### [TASK OBJECTIVE]
What is the number of lines in the listing below that contain the word "uninstall"? Give only that number.

(GIVEN RECORDS begins)

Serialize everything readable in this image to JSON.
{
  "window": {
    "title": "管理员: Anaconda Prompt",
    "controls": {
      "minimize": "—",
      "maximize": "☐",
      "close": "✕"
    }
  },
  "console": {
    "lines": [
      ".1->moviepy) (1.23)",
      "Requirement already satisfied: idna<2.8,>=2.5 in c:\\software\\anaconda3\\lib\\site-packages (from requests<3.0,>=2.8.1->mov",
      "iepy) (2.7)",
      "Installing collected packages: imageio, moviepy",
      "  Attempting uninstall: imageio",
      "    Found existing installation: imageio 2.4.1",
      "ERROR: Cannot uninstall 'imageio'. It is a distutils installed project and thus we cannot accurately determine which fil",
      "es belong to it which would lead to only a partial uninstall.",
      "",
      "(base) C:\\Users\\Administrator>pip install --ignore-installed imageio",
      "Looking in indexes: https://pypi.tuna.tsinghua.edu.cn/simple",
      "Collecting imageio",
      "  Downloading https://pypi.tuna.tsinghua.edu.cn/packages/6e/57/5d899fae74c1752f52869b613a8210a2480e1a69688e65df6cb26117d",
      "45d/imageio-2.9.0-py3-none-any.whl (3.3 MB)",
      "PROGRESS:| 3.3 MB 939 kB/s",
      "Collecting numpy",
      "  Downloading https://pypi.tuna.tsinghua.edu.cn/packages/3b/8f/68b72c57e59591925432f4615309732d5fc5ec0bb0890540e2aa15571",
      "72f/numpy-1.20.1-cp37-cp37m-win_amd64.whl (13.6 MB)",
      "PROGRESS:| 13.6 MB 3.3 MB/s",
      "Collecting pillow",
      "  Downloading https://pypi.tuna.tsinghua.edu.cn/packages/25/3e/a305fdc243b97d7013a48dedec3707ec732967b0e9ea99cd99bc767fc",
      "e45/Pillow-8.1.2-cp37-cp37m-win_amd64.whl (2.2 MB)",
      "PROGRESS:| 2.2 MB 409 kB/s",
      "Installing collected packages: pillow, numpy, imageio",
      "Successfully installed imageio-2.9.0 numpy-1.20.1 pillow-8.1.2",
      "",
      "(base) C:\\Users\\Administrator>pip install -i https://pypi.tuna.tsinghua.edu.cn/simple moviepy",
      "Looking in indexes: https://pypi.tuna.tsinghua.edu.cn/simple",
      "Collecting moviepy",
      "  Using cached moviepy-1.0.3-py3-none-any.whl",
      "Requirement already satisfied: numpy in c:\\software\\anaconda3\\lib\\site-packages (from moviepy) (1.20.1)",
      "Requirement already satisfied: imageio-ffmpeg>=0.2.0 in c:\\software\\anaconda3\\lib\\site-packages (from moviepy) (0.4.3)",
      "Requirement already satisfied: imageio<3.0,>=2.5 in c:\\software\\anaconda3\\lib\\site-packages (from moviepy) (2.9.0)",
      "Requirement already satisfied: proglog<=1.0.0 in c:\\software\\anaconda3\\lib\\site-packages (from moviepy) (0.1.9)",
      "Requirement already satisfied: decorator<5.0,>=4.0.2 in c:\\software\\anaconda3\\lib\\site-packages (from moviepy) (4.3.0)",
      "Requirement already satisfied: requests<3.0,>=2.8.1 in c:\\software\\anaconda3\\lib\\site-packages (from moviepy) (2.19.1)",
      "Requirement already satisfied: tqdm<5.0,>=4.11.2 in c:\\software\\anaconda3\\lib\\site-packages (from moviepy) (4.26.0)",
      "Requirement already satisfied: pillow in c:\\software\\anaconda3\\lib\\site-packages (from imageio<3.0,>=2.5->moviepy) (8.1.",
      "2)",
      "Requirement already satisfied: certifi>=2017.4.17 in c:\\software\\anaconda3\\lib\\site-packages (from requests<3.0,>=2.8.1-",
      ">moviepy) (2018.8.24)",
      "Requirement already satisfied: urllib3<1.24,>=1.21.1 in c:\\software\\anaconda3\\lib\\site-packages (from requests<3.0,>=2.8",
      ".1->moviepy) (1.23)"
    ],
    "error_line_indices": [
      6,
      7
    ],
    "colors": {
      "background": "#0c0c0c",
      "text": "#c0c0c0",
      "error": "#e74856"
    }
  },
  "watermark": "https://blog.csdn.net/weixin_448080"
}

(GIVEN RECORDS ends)

### [REPLY]
3